Energy East pipeline cost up to $15.7B as TransCanada makes 700 route changes

TransCanada Corp. has filed an amended application and cost estimate for the Energy East pipeline project.

Calgary-based company makes adjustments in response to environmental concerns

TransCanada CEO Russ Girling talks about the Energy East pipeline.

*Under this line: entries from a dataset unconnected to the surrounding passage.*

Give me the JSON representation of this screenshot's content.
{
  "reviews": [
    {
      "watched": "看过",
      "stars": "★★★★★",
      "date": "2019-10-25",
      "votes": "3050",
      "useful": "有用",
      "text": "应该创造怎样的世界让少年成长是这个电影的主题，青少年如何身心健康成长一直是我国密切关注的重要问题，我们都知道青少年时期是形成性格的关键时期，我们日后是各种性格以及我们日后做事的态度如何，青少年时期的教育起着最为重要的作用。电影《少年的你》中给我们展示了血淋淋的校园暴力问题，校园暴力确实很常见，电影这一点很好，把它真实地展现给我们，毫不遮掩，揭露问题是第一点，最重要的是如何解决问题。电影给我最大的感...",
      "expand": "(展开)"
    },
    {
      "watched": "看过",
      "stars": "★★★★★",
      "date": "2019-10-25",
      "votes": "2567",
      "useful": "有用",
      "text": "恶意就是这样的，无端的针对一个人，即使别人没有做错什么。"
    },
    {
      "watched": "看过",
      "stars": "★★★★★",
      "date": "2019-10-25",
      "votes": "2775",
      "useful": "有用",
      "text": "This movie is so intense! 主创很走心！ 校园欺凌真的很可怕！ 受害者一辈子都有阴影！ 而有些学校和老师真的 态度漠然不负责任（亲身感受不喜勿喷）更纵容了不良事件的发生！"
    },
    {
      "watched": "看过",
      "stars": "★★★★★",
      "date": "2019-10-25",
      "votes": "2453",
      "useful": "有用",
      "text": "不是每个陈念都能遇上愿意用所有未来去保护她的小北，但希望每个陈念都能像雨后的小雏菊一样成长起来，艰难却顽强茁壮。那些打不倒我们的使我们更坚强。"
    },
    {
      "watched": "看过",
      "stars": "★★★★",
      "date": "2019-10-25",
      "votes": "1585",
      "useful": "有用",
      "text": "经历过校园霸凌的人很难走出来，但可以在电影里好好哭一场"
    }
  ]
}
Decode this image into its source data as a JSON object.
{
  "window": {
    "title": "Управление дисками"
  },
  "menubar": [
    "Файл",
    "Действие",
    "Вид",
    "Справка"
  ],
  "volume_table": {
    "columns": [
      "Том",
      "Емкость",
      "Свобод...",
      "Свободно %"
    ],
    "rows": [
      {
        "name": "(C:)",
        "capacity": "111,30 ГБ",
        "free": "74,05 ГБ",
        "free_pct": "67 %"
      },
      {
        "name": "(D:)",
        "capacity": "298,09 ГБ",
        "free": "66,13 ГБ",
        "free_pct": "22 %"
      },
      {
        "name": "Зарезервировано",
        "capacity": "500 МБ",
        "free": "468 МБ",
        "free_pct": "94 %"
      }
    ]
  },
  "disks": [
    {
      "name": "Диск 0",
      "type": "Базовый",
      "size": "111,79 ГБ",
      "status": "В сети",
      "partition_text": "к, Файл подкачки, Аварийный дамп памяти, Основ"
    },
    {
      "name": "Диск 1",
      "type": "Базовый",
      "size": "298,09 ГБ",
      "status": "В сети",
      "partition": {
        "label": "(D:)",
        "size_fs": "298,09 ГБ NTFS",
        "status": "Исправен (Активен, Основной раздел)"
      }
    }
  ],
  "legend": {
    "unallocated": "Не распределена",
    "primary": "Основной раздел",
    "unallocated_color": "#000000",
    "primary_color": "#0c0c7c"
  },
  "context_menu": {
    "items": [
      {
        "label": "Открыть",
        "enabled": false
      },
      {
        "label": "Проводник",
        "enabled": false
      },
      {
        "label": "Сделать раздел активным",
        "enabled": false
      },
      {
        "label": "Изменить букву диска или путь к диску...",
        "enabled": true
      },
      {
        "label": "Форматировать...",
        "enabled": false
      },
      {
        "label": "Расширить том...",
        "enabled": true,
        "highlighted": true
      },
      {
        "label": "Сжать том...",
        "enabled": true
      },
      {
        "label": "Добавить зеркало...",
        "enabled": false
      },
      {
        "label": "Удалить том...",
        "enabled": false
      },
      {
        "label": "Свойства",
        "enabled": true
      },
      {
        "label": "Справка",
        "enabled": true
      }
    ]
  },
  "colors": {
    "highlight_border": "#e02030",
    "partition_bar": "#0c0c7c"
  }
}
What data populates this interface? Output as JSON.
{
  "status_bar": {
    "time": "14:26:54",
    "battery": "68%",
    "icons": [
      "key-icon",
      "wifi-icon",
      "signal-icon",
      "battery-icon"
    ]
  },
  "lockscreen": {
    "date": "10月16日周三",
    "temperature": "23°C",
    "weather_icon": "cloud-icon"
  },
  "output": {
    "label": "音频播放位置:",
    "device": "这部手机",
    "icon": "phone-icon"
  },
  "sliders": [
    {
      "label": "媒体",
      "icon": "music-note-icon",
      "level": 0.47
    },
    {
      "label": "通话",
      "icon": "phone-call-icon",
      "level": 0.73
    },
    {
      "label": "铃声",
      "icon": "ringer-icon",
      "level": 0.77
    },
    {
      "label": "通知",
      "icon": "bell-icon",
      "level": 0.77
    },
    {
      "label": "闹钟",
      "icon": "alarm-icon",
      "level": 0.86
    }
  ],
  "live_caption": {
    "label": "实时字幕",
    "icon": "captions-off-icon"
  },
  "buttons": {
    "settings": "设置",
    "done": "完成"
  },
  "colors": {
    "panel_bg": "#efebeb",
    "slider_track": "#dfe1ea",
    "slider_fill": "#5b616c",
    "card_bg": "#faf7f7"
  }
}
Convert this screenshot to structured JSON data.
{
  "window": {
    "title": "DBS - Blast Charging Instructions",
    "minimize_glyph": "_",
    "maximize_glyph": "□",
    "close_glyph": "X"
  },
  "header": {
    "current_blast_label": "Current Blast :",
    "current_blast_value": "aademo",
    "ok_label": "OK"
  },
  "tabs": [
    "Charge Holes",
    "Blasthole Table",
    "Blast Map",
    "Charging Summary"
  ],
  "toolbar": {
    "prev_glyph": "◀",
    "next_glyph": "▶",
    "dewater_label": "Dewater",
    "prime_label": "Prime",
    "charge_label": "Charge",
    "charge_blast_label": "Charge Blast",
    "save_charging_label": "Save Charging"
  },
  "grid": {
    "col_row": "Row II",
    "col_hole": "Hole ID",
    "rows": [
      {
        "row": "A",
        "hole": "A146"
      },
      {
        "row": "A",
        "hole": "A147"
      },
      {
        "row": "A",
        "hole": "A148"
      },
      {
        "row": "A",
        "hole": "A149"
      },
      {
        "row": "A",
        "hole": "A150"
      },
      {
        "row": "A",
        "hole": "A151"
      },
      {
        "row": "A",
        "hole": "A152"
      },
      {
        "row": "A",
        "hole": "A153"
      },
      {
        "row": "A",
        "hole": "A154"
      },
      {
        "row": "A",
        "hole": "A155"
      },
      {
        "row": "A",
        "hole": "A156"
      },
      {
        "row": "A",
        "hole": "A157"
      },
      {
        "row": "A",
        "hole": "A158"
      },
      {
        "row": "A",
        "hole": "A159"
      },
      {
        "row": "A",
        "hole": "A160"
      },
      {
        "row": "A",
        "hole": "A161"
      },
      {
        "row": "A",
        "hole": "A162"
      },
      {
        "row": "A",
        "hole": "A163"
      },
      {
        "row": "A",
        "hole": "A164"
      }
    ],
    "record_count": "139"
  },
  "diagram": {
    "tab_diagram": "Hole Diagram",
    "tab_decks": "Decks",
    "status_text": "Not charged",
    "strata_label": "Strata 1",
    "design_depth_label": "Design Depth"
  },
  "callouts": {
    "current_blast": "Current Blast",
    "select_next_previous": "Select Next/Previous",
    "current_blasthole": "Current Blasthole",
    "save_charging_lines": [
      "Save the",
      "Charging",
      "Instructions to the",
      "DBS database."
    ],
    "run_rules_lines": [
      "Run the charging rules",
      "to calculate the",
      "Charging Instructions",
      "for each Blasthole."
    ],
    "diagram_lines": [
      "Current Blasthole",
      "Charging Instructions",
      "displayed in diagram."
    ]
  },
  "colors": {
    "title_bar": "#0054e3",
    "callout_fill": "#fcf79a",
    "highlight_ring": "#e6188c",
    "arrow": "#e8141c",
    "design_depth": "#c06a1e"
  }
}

On Thursday the company announced almost 700 changes to its plan and a new projected price of $15.7 billion. (Jeff McIntosh/Canadian Press)

TransCanada Corp.has filed an amended application and cost estimate for the Energy East pipeline project.

The Calgary-based company says the filing with the National Energy Board makes nearly 700 changes to the route in response to concerns about environmentally sensitive areas.

"We're addressing those concerns, whether it be the types of water crossings, the technologies we use in terms of horizontal directional drilling, to make the demonstration that we are listening and that we are intent on building the safest and most reliable project possible," said company spokesman Tim Duboyce. 

The proposed pipeline would take Alberta crude to an Irving Oil refinery in Saint John, New Brunswick.

The project would include the existing TransCanada pipeline as far east as Montreal plus new pipeline through Quebec.

TransCanada already signalled last month that it was prepared to make changes to the Energy East proposal, when it confirmed there would be no export terminal built in Quebec due to opposition to the environmental risks.

The project had been estimated to cost $12 billion but TransCanada now estimates the cost at $15.7 billion — not counting the value of existing pipeline assets that will be used for part of Energy East. 

If the NEB gives approval, the company would like to start construction in 2018 and have the pipeline in service in 2020.

Calgary Mayor Naheed Nenshi weighed in on the issue on Wednesday, calling on government officials to get on with approving both Energy East and the Northern Gateway pipelines.

"Certainly I appreciate what the federal and provincial governments are trying to do, but I also remind them that there are two pipelines that are entirely within federal jurisdiction to approve," he said.